Earlier this week, Khan Academy, the College Board, and Turnitin released tools to give all students the chance to practice for the SAT without having to drop hundreds or even thousands of dollars to get the kind of relevant practice required. The companies have combined their technology tools to bring free Official SAT Practice to Khan Academy with added writing instructional tools provided by Turnitin. Read more details about the news here on The Tech Edvocate.
I’ve long been an outspoken advocate of technology tools for education. Technology can break down barriers, bring new materials and relevancy to instruction. It can excite students with its interactivity. It can help the teacher cut down on busy work and get right to the act of teaching and guiding students. And as in this case, technology--pretty exciting technology-- is leveling the playing field for every student willing to invest their time in preparing for the SAT.
Equity in education has long been an ideal of democracy. It’s an ideal celebrated in a variety of contexts, too. Even the Founding Fathers celebrated education as an ideal, something to which every citizen ought to be entitled. Unfortunately, though, the practice of equity in education has been less than effective. That is, equity is a difficult ideal to maintain and many strategies attempting to maintain it have fallen far short in the implementation.

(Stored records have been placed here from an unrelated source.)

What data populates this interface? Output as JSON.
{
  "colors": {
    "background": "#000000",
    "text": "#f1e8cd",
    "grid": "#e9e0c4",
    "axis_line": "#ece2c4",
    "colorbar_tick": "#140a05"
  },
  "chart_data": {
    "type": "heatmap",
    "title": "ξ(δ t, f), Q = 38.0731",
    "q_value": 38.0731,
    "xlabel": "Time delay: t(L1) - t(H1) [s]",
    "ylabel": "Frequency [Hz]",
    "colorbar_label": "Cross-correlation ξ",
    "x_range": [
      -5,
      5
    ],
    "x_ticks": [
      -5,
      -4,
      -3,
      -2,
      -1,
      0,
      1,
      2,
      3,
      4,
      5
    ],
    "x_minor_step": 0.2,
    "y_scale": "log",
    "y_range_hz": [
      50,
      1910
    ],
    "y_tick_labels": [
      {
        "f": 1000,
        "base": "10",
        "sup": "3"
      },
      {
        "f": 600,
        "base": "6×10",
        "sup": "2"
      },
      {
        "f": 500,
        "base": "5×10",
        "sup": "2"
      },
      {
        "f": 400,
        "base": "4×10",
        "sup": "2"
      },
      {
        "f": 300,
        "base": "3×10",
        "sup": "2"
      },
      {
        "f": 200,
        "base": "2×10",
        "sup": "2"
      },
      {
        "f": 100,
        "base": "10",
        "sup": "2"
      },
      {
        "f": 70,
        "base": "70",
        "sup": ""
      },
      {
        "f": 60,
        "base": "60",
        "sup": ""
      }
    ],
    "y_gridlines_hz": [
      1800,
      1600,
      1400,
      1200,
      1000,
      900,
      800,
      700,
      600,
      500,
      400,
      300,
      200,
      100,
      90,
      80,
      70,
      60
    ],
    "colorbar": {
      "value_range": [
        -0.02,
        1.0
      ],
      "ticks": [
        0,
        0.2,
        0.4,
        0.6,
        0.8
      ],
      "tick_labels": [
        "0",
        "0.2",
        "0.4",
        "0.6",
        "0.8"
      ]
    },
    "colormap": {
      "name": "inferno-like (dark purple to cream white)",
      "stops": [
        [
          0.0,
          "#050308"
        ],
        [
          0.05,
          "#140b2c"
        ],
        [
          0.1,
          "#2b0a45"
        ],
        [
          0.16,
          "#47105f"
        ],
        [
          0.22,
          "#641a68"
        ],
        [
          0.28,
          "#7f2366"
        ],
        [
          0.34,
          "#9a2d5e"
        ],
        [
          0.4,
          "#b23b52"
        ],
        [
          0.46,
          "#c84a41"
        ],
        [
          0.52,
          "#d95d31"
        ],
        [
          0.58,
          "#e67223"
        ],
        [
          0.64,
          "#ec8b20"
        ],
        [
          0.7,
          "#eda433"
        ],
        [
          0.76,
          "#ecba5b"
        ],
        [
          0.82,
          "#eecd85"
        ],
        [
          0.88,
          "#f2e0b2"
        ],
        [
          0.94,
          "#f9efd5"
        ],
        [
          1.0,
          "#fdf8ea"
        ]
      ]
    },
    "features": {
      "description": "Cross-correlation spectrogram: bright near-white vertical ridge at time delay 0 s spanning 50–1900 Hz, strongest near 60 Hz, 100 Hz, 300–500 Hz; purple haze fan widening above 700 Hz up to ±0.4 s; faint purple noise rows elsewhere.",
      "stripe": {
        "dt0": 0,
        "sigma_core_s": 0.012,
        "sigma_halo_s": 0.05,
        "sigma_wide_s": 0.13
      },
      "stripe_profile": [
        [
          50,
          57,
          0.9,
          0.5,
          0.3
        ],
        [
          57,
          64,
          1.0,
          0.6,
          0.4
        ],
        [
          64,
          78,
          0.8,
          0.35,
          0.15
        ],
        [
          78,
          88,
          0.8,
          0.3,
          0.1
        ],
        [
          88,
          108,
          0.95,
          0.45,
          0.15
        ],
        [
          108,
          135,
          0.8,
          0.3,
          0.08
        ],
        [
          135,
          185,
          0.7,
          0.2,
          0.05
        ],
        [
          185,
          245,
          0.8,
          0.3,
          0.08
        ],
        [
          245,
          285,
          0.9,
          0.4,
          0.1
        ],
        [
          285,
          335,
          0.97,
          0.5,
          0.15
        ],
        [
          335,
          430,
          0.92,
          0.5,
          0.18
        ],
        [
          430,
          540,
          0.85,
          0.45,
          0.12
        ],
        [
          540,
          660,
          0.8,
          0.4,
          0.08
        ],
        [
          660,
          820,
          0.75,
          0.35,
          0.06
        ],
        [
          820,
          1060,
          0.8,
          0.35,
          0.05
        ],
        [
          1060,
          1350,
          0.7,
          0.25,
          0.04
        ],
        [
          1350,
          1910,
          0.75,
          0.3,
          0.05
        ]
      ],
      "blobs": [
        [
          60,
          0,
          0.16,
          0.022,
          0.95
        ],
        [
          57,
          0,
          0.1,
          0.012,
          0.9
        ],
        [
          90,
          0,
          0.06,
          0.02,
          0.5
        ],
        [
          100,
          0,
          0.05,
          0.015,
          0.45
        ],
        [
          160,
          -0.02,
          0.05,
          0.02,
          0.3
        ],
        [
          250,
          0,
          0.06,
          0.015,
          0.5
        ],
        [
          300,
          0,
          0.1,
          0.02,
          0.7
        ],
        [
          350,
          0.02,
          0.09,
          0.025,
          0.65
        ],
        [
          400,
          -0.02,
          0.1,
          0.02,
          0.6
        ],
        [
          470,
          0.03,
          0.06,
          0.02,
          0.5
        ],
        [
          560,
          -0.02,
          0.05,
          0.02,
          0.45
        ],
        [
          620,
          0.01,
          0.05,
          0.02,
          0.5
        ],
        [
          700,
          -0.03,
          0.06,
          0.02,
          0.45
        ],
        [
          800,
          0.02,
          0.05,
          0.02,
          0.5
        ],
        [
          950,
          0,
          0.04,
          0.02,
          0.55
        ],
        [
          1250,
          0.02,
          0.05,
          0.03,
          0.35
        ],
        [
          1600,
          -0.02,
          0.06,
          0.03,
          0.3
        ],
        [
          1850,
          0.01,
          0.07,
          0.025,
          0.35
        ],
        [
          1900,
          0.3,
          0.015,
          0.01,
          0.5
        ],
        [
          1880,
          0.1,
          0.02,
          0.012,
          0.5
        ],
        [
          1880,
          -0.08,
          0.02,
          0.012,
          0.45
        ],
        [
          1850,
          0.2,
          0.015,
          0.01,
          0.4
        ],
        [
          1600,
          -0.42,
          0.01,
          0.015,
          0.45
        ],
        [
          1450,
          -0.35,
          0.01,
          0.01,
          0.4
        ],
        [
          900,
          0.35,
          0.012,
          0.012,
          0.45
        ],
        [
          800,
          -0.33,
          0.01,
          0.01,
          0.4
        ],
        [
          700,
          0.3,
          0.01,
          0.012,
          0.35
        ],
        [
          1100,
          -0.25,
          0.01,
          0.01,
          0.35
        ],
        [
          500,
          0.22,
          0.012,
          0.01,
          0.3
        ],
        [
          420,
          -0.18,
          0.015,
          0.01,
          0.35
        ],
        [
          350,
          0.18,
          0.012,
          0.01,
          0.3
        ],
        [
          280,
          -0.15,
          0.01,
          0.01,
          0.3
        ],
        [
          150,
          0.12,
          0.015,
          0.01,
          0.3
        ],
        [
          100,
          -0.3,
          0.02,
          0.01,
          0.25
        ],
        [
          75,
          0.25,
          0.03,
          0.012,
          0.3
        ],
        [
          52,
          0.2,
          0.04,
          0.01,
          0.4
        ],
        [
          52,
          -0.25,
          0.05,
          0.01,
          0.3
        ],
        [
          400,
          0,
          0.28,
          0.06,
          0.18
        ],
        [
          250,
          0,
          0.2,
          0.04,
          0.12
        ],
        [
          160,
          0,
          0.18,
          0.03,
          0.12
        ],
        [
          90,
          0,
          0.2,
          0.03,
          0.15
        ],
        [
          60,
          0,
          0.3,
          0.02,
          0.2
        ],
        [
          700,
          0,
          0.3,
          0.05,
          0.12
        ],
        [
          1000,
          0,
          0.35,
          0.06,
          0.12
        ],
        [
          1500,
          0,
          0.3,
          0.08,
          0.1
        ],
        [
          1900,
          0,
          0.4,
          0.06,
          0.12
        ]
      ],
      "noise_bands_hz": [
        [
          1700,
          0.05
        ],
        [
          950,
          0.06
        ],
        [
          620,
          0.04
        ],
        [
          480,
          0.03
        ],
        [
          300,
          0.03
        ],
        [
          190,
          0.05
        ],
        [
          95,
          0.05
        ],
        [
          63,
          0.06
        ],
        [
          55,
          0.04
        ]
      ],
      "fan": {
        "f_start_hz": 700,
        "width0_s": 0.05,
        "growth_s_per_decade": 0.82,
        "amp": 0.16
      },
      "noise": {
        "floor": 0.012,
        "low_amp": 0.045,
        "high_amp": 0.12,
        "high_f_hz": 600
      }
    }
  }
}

That is why this partnership is so powerful. Three giants combined their best technologies to give students across the U.S. an equal footing when taking what may be the most important test of their lives. A college education means a better quality of life for low-income and minority students and an improved way of life for the rest of us, too. Using the Khan Academy platform, which on an average day delivers about four million lessons in 36 different languages, the Official SAT Practice may be the most weighted factor bringing equity to the SAT.
Using technology to improve writing is a smart way to prep students for the SAT, and college beyond it, and Khan Academy, the College Board, and Turnitin are all providing that much-needed service in an equitable way. Kudos to these organizations for helping to provide all low-income and minority students with a more equitable path to college.
The opinions expressed in Education Futures: Emerging Trends in K-12 are strictly those of the author(s) and do not reflect the opinions or endorsement of Editorial Projects in Education, or any of its publications.